Problem requirements: Only the pictures are to be left out; set down the rest of the records exactly.
--- Dataset records Enclosed Below ---
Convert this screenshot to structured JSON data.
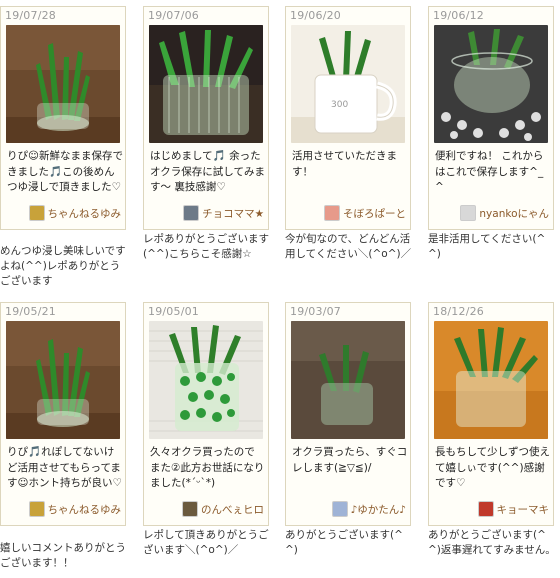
{
  "reports": [
    {
      "date": "19/07/28",
      "comment": "りぴ☺新鮮なまま保存できました🎵この後めんつゆ浸しで頂きました♡",
      "username": "ちゃんねるゆみ",
      "reply": "めんつゆ浸し美味しいですよね(^^)レポありがとうございます",
      "photo": "okra-short-glass-brown",
      "avatar_color": "#c8a23a"
    },
    {
      "date": "19/07/06",
      "comment": "はじめまして🎵 余ったオクラ保存に試してみます〜 裏技感謝♡",
      "username": "チョコママ★",
      "reply": "レポありがとうございます(^^)こちらこそ感謝☆",
      "photo": "okra-ribbed-glass",
      "avatar_color": "#6d7a88"
    },
    {
      "date": "19/06/20",
      "comment": "活用させていただきます！",
      "username": "そぼろぱーと",
      "reply": "今が旬なので、どんどん活用してください＼(^o^)／",
      "photo": "okra-white-mug",
      "avatar_color": "#e79a8a"
    },
    {
      "date": "19/06/12",
      "comment": "便利ですね！ これからはこれで保存します^_^",
      "username": "nyankoにゃん",
      "reply": "是非活用してください(^^)",
      "photo": "okra-glass-lace",
      "avatar_color": "#d8d8d8"
    },
    {
      "date": "19/05/21",
      "comment": "りぴ🎵れぽしてないけど活用させてもらってます☺ホント持ちが良い♡",
      "username": "ちゃんねるゆみ",
      "reply": "嬉しいコメントありがとうございます！！",
      "photo": "okra-short-glass-brown",
      "avatar_color": "#c8a23a"
    },
    {
      "date": "19/05/01",
      "comment": "久々オクラ買ったので また②此方お世話になりました(*ˊᵕˋ*)",
      "username": "のんべぇヒロ",
      "reply": "レポして頂きありがとうございます＼(^o^)／",
      "photo": "okra-polka-glass",
      "avatar_color": "#6b5a3e"
    },
    {
      "date": "19/03/07",
      "comment": "オクラ買ったら、すぐコレします(≧▽≦)/",
      "username": "♪ゆかたん♪",
      "reply": "ありがとうございます(^^)",
      "photo": "okra-small-glass-dark",
      "avatar_color": "#9fb3d6"
    },
    {
      "date": "18/12/26",
      "comment": "長もちして少しずつ使えて嬉しぃです(^^)感謝です♡",
      "username": "キョーマキ",
      "reply": "ありがとうございます(^^)返事遅れてすみません。",
      "photo": "okra-glass-orange",
      "avatar_color": "#c0392b"
    }
  ]
}
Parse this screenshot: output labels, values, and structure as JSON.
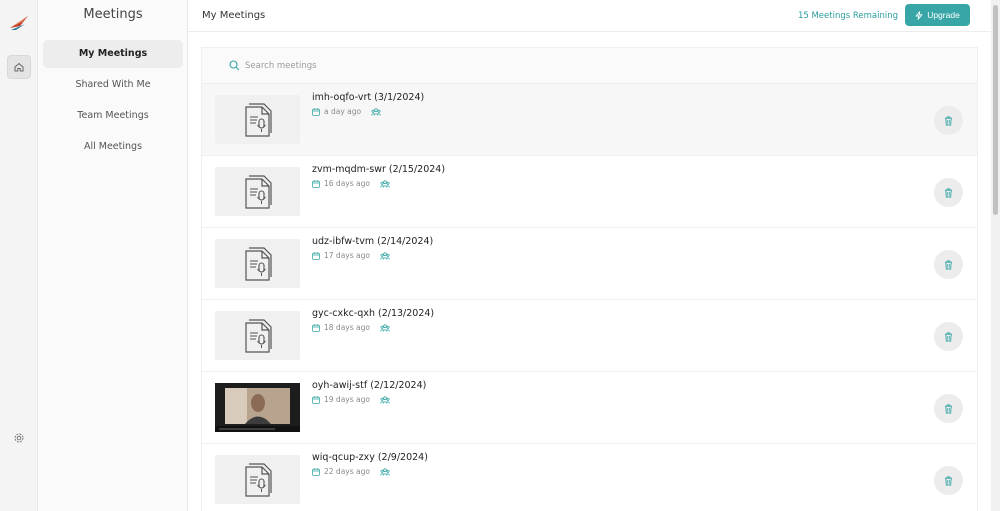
{
  "nav": {
    "title": "Meetings",
    "items": [
      {
        "label": "My Meetings"
      },
      {
        "label": "Shared With Me"
      },
      {
        "label": "Team Meetings"
      },
      {
        "label": "All Meetings"
      }
    ]
  },
  "header": {
    "title": "My Meetings",
    "remaining": "15 Meetings Remaining",
    "upgrade_label": "Upgrade"
  },
  "search": {
    "placeholder": "Search meetings"
  },
  "meetings": [
    {
      "title": "imh-oqfo-vrt (3/1/2024)",
      "ago": "a day ago",
      "thumbnail": "document-mic-icon"
    },
    {
      "title": "zvm-mqdm-swr (2/15/2024)",
      "ago": "16 days ago",
      "thumbnail": "document-mic-icon"
    },
    {
      "title": "udz-ibfw-tvm (2/14/2024)",
      "ago": "17 days ago",
      "thumbnail": "document-mic-icon"
    },
    {
      "title": "gyc-cxkc-qxh (2/13/2024)",
      "ago": "18 days ago",
      "thumbnail": "document-mic-icon"
    },
    {
      "title": "oyh-awij-stf (2/12/2024)",
      "ago": "19 days ago",
      "thumbnail": "video-frame"
    },
    {
      "title": "wiq-qcup-zxy (2/9/2024)",
      "ago": "22 days ago",
      "thumbnail": "document-mic-icon"
    }
  ],
  "colors": {
    "accent": "#38a6a6",
    "accent_text": "#2a9d9c"
  }
}
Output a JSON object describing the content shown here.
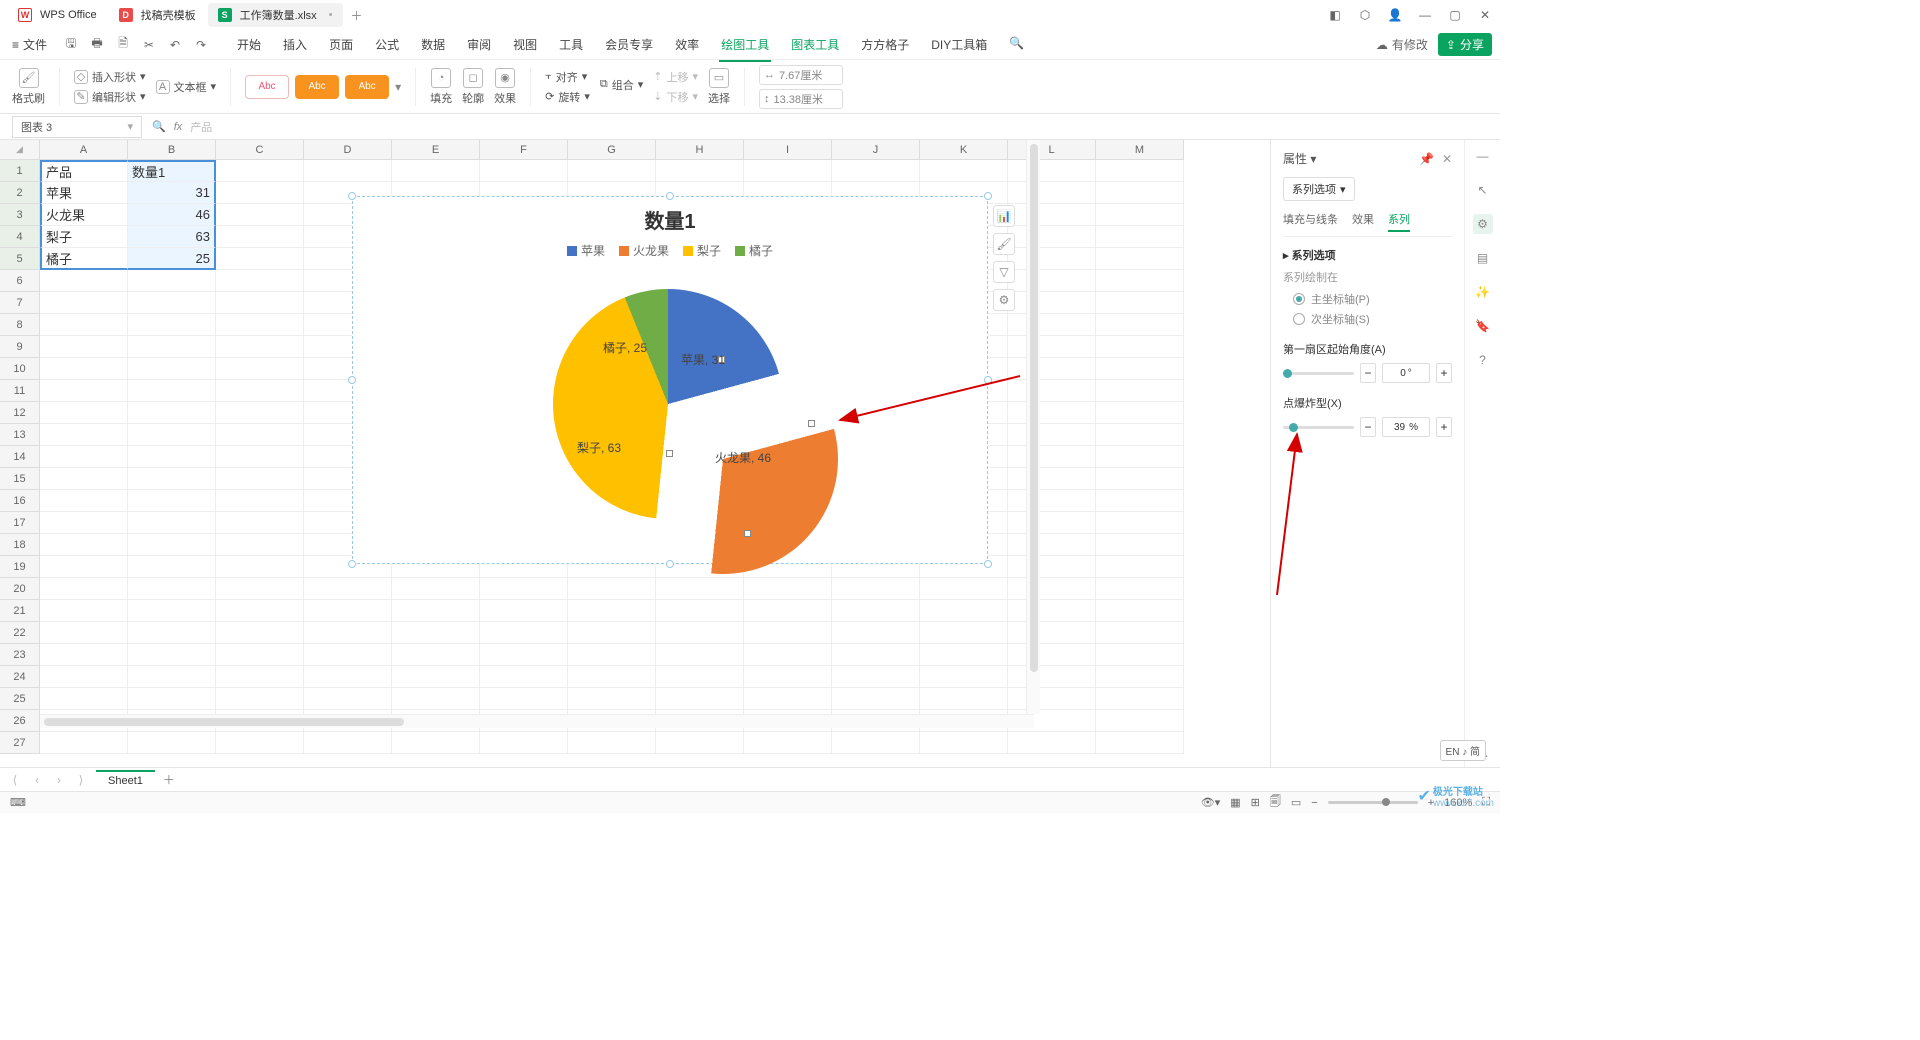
{
  "titlebar": {
    "app_name": "WPS Office",
    "tab_template": "找稿壳模板",
    "tab_file": "工作簿数量.xlsx"
  },
  "menubar": {
    "file": "文件",
    "tabs": {
      "start": "开始",
      "insert": "插入",
      "page": "页面",
      "formula": "公式",
      "data": "数据",
      "review": "审阅",
      "view": "视图",
      "tools": "工具",
      "member": "会员专享",
      "efficiency": "效率",
      "drawtool": "绘图工具",
      "charttool": "图表工具",
      "square": "方方格子",
      "diy": "DIY工具箱"
    },
    "modified": "有修改",
    "share": "分享"
  },
  "ribbon": {
    "format_painter": "格式刷",
    "insert_shape": "插入形状",
    "text_box": "文本框",
    "edit_shape": "编辑形状",
    "abc": "Abc",
    "fill": "填充",
    "outline": "轮廓",
    "effect": "效果",
    "align": "对齐",
    "group": "组合",
    "rotate": "旋转",
    "up": "上移",
    "down": "下移",
    "select": "选择",
    "width": "7.67厘米",
    "height": "13.38厘米"
  },
  "fbar": {
    "name": "图表 3",
    "fx": "fx",
    "content": "产品"
  },
  "columns": [
    "A",
    "B",
    "C",
    "D",
    "E",
    "F",
    "G",
    "H",
    "I",
    "J",
    "K",
    "L",
    "M"
  ],
  "sheet": {
    "header_a": "产品",
    "header_b": "数量1",
    "rows": [
      {
        "a": "苹果",
        "b": "31"
      },
      {
        "a": "火龙果",
        "b": "46"
      },
      {
        "a": "梨子",
        "b": "63"
      },
      {
        "a": "橘子",
        "b": "25"
      }
    ]
  },
  "chart": {
    "title": "数量1",
    "legend": [
      "苹果",
      "火龙果",
      "梨子",
      "橘子"
    ],
    "labels": {
      "apple": "苹果, 31",
      "dragon": "火龙果, 46",
      "pear": "梨子, 63",
      "orange": "橘子, 25"
    }
  },
  "prop": {
    "title": "属性",
    "series_btn": "系列选项",
    "tab_fill": "填充与线条",
    "tab_effect": "效果",
    "tab_series": "系列",
    "sec_series": "系列选项",
    "plot_on": "系列绘制在",
    "primary": "主坐标轴(P)",
    "secondary": "次坐标轴(S)",
    "angle_label": "第一扇区起始角度(A)",
    "angle_val": "0",
    "angle_unit": "°",
    "explode_label": "点爆炸型(X)",
    "explode_val": "39",
    "explode_unit": "%"
  },
  "sheet_tabs": {
    "sheet1": "Sheet1"
  },
  "status": {
    "zoom": "160%",
    "ime": "EN ♪ 简"
  },
  "watermark": {
    "t1": "极光下载站",
    "t2": "www.xz7.com"
  },
  "chart_data": {
    "type": "pie",
    "title": "数量1",
    "categories": [
      "苹果",
      "火龙果",
      "梨子",
      "橘子"
    ],
    "values": [
      31,
      46,
      63,
      25
    ],
    "colors": [
      "#4472c4",
      "#ed7d31",
      "#ffc000",
      "#70ad47"
    ],
    "exploded_index": 1,
    "explosion_percent": 39,
    "start_angle_deg": 0,
    "data_labels": "category,value",
    "legend_position": "top"
  }
}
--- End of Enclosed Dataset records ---
Response:
Convert this screenshot to structured JSON data.
{
  "reports": [
    {
      "date": "19/07/28",
      "comment": "りぴ☺新鮮なまま保存できました🎵この後めんつゆ浸しで頂きました♡",
      "username": "ちゃんねるゆみ",
      "reply": "めんつゆ浸し美味しいですよね(^^)レポありがとうございます",
      "photo": "okra-short-glass-brown",
      "avatar_color": "#c8a23a"
    },
    {
      "date": "19/07/06",
      "comment": "はじめまして🎵 余ったオクラ保存に試してみます〜 裏技感謝♡",
      "username": "チョコママ★",
      "reply": "レポありがとうございます(^^)こちらこそ感謝☆",
      "photo": "okra-ribbed-glass",
      "avatar_color": "#6d7a88"
    },
    {
      "date": "19/06/20",
      "comment": "活用させていただきます！",
      "username": "そぼろぱーと",
      "reply": "今が旬なので、どんどん活用してください＼(^o^)／",
      "photo": "okra-white-mug",
      "avatar_color": "#e79a8a"
    },
    {
      "date": "19/06/12",
      "comment": "便利ですね！ これからはこれで保存します^_^",
      "username": "nyankoにゃん",
      "reply": "是非活用してください(^^)",
      "photo": "okra-glass-lace",
      "avatar_color": "#d8d8d8"
    },
    {
      "date": "19/05/21",
      "comment": "りぴ🎵れぽしてないけど活用させてもらってます☺ホント持ちが良い♡",
      "username": "ちゃんねるゆみ",
      "reply": "嬉しいコメントありがとうございます！！",
      "photo": "okra-short-glass-brown",
      "avatar_color": "#c8a23a"
    },
    {
      "date": "19/05/01",
      "comment": "久々オクラ買ったので また②此方お世話になりました(*ˊᵕˋ*)",
      "username": "のんべぇヒロ",
      "reply": "レポして頂きありがとうございます＼(^o^)／",
      "photo": "okra-polka-glass",
      "avatar_color": "#6b5a3e"
    },
    {
      "date": "19/03/07",
      "comment": "オクラ買ったら、すぐコレします(≧▽≦)/",
      "username": "♪ゆかたん♪",
      "reply": "ありがとうございます(^^)",
      "photo": "okra-small-glass-dark",
      "avatar_color": "#9fb3d6"
    },
    {
      "date": "18/12/26",
      "comment": "長もちして少しずつ使えて嬉しぃです(^^)感謝です♡",
      "username": "キョーマキ",
      "reply": "ありがとうございます(^^)返事遅れてすみません。",
      "photo": "okra-glass-orange",
      "avatar_color": "#c0392b"
    }
  ]
}
Parse this screenshot: output labels, values, and structure as JSON.
{
  "nav": {
    "title": "Meetings",
    "items": [
      {
        "label": "My Meetings"
      },
      {
        "label": "Shared With Me"
      },
      {
        "label": "Team Meetings"
      },
      {
        "label": "All Meetings"
      }
    ]
  },
  "header": {
    "title": "My Meetings",
    "remaining": "15 Meetings Remaining",
    "upgrade_label": "Upgrade"
  },
  "search": {
    "placeholder": "Search meetings"
  },
  "meetings": [
    {
      "title": "imh-oqfo-vrt (3/1/2024)",
      "ago": "a day ago",
      "thumbnail": "document-mic-icon"
    },
    {
      "title": "zvm-mqdm-swr (2/15/2024)",
      "ago": "16 days ago",
      "thumbnail": "document-mic-icon"
    },
    {
      "title": "udz-ibfw-tvm (2/14/2024)",
      "ago": "17 days ago",
      "thumbnail": "document-mic-icon"
    },
    {
      "title": "gyc-cxkc-qxh (2/13/2024)",
      "ago": "18 days ago",
      "thumbnail": "document-mic-icon"
    },
    {
      "title": "oyh-awij-stf (2/12/2024)",
      "ago": "19 days ago",
      "thumbnail": "video-frame"
    },
    {
      "title": "wiq-qcup-zxy (2/9/2024)",
      "ago": "22 days ago",
      "thumbnail": "document-mic-icon"
    }
  ],
  "colors": {
    "accent": "#38a6a6",
    "accent_text": "#2a9d9c"
  }
}
Output a JSON object describing the content shown here.
{
  "titlebar": {
    "app_name": "WPS Office",
    "tab_template": "找稿壳模板",
    "tab_file": "工作簿数量.xlsx"
  },
  "menubar": {
    "file": "文件",
    "tabs": {
      "start": "开始",
      "insert": "插入",
      "page": "页面",
      "formula": "公式",
      "data": "数据",
      "review": "审阅",
      "view": "视图",
      "tools": "工具",
      "member": "会员专享",
      "efficiency": "效率",
      "drawtool": "绘图工具",
      "charttool": "图表工具",
      "square": "方方格子",
      "diy": "DIY工具箱"
    },
    "modified": "有修改",
    "share": "分享"
  },
  "ribbon": {
    "format_painter": "格式刷",
    "insert_shape": "插入形状",
    "text_box": "文本框",
    "edit_shape": "编辑形状",
    "abc": "Abc",
    "fill": "填充",
    "outline": "轮廓",
    "effect": "效果",
    "align": "对齐",
    "group": "组合",
    "rotate": "旋转",
    "up": "上移",
    "down": "下移",
    "select": "选择",
    "width": "7.67厘米",
    "height": "13.38厘米"
  },
  "fbar": {
    "name": "图表 3",
    "fx": "fx",
    "content": "产品"
  },
  "columns": [
    "A",
    "B",
    "C",
    "D",
    "E",
    "F",
    "G",
    "H",
    "I",
    "J",
    "K",
    "L",
    "M"
  ],
  "sheet": {
    "header_a": "产品",
    "header_b": "数量1",
    "rows": [
      {
        "a": "苹果",
        "b": "31"
      },
      {
        "a": "火龙果",
        "b": "46"
      },
      {
        "a": "梨子",
        "b": "63"
      },
      {
        "a": "橘子",
        "b": "25"
      }
    ]
  },
  "chart": {
    "title": "数量1",
    "legend": [
      "苹果",
      "火龙果",
      "梨子",
      "橘子"
    ],
    "labels": {
      "apple": "苹果, 31",
      "dragon": "火龙果, 46",
      "pear": "梨子, 63",
      "orange": "橘子, 25"
    }
  },
  "prop": {
    "title": "属性",
    "series_btn": "系列选项",
    "tab_fill": "填充与线条",
    "tab_effect": "效果",
    "tab_series": "系列",
    "sec_series": "系列选项",
    "plot_on": "系列绘制在",
    "primary": "主坐标轴(P)",
    "secondary": "次坐标轴(S)",
    "angle_label": "第一扇区起始角度(A)",
    "angle_val": "0",
    "angle_unit": "°",
    "explode_label": "点爆炸型(X)",
    "explode_val": "39",
    "explode_unit": "%"
  },
  "sheet_tabs": {
    "sheet1": "Sheet1"
  },
  "status": {
    "zoom": "160%",
    "ime": "EN ♪ 简"
  },
  "watermark": {
    "t1": "极光下载站",
    "t2": "www.xz7.com"
  },
  "chart_data": {
    "type": "pie",
    "title": "数量1",
    "categories": [
      "苹果",
      "火龙果",
      "梨子",
      "橘子"
    ],
    "values": [
      31,
      46,
      63,
      25
    ],
    "colors": [
      "#4472c4",
      "#ed7d31",
      "#ffc000",
      "#70ad47"
    ],
    "exploded_index": 1,
    "explosion_percent": 39,
    "start_angle_deg": 0,
    "data_labels": "category,value",
    "legend_position": "top"
  }
}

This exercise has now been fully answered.